We also need to double down on what we’ve learned works through the pandemic. For example, the surgical hub model has allowed NHS providers to set up COVID-19-safe sites for cancer surgery. But it also supported service optimisation through sharing stretched capacity and supporting clinical prioritisation. Embedding collaboration through these effective new service models going forwards will be vital.
Moreover, the pace and scale of innovation we have seen in the last 18 month would have been unimaginable before the pandemic.
From deploying triage tools such as Cytosponge and colon capsule endoscopy, to the roll-out of the first community diagnostic centres, we have seen changes that have not only kept cancer services running but have the potential to transform patient experience and outcomes for people with cancer.
As we look forward, we must nurture this spirit of innovation, recognising its role not only in keeping services running, but to get us back on the road to ambitions to transform cancer outcomes.
Building a better future
Crucially, we cannot let ambitions for cancer slip further back – cancer won't wait.
And we are rightly ambitious across the UK in our efforts to improve outcomes for cancer patients.

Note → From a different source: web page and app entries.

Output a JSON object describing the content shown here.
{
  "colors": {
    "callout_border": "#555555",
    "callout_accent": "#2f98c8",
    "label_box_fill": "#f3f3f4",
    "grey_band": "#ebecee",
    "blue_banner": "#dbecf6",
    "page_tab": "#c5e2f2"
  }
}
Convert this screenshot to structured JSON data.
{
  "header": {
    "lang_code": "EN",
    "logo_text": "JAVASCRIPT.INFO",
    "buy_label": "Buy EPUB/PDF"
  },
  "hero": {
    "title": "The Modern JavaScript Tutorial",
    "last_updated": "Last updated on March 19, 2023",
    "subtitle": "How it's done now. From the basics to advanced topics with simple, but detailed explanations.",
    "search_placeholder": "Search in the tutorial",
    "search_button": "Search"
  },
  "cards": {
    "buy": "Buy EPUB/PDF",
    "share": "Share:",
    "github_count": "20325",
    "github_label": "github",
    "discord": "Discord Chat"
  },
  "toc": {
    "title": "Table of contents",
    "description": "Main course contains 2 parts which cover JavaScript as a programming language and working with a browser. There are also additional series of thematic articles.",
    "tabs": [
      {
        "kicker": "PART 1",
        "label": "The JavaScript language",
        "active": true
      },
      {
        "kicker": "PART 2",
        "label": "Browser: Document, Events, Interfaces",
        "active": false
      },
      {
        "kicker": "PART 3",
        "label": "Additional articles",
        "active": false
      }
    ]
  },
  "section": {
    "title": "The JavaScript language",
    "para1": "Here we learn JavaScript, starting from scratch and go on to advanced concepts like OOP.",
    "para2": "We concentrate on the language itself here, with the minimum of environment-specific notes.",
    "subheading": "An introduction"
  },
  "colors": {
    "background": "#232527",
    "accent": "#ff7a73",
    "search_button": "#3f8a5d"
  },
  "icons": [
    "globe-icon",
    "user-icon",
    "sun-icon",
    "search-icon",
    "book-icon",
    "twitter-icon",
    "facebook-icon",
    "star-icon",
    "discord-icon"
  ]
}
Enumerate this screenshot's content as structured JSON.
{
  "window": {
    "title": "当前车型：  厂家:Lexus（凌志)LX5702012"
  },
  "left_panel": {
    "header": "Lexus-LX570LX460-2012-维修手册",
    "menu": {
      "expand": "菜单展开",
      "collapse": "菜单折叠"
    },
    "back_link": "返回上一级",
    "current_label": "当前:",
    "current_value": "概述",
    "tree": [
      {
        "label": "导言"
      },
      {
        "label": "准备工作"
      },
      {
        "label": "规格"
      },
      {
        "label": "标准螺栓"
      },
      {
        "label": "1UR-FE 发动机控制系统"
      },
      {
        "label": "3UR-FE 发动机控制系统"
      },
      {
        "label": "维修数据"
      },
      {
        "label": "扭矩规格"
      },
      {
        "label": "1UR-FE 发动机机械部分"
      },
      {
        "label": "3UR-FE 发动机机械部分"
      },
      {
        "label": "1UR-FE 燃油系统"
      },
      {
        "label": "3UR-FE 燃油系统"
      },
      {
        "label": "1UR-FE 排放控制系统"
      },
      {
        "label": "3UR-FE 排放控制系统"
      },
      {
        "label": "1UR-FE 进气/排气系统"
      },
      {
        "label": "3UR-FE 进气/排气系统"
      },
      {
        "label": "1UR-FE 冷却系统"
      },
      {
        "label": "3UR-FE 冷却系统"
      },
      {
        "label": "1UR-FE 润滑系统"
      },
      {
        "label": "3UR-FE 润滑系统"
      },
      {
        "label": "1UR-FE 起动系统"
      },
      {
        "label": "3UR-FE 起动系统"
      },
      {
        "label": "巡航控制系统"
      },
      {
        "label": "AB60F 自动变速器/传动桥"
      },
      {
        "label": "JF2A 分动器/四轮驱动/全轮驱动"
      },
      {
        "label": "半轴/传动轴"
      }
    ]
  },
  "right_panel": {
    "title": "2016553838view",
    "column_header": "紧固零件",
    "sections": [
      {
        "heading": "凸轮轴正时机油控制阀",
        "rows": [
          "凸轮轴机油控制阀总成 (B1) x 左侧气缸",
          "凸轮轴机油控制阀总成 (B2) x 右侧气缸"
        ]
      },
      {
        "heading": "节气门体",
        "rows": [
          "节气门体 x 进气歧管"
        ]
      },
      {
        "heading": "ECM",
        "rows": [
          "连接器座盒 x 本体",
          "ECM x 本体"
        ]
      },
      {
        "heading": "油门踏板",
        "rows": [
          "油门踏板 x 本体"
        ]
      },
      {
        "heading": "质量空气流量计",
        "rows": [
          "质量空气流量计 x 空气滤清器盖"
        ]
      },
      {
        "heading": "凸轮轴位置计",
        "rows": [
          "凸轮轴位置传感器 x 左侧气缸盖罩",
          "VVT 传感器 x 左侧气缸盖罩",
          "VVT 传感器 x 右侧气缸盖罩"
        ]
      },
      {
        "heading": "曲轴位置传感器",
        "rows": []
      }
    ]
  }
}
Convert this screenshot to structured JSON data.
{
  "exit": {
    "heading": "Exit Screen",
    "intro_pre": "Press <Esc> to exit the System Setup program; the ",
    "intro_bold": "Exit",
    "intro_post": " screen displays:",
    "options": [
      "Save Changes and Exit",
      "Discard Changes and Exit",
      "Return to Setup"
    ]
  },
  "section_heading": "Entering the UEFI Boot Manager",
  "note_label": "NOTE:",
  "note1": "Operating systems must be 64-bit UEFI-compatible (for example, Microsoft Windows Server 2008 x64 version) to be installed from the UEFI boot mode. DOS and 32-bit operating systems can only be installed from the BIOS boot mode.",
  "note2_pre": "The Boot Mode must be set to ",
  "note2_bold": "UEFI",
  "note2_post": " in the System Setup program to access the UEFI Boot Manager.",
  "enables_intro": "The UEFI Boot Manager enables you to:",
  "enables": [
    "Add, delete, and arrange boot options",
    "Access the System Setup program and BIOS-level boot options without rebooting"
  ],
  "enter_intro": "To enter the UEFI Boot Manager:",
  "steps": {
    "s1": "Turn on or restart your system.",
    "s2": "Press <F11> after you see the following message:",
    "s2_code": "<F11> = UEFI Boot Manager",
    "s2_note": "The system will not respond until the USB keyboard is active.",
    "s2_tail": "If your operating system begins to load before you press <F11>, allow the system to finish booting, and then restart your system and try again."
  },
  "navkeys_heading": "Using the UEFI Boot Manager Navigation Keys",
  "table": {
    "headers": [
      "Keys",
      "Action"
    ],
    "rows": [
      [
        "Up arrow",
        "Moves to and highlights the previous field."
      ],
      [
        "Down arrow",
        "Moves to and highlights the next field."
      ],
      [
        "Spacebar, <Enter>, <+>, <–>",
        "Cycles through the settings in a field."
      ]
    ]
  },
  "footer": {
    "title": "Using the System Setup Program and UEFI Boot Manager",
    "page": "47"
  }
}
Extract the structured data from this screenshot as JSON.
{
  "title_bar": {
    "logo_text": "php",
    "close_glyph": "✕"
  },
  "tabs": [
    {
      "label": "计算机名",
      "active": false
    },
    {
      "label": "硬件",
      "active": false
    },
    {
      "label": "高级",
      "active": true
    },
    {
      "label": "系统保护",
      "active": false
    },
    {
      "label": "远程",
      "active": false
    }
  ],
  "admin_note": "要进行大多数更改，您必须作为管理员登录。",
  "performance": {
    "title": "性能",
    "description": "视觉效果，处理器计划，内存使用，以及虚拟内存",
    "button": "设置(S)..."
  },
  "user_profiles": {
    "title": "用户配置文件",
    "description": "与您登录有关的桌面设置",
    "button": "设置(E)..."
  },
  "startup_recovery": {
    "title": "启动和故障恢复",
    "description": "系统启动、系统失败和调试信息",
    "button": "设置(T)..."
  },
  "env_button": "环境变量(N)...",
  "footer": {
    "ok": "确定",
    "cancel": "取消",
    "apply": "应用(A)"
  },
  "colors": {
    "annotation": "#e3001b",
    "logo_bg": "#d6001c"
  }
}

England’s long-term plan ambition are to see 75 per cent of cancers diagnosed at an early stage; the aim to build world class cancer services at the heart of Northern Ireland’s new cancer strategy; delivering on ambitions for cancer in Wales’ Cancer Quality Statement.
The challenge is great, but we must act. The price of inaction is too high
To get back on track and drive forward progress will require us to act boldly and think differently. This will mean accelerating measures already set out in national plans, but also go further to close the gap between ambition and reality by learning the lessons of the pandemic and continuing to foster innovation. In this, the cancer community are primed to support.
These efforts must tackle cancer inequalities. It is unacceptable that people from more deprived areas in all parts of the UK are experiencing higher cancer incidence, higher mortality rates, and poorer survival outcomes.
We know that a key limiting factor is chronic shortages in key cancer professions. The 2021 Spending Review set out budgets for the next three years – now we urgently need clarity from governments on how this investment will grow an over-burdened and under-staffed NHS workforce in each part of the country.
The challenge is great, but we must act. The price of inaction is too high.
Michelle Mitchell OBE is chief executive officer of Cancer Research UK. You can follow her on Twitter @Michelle_CRUK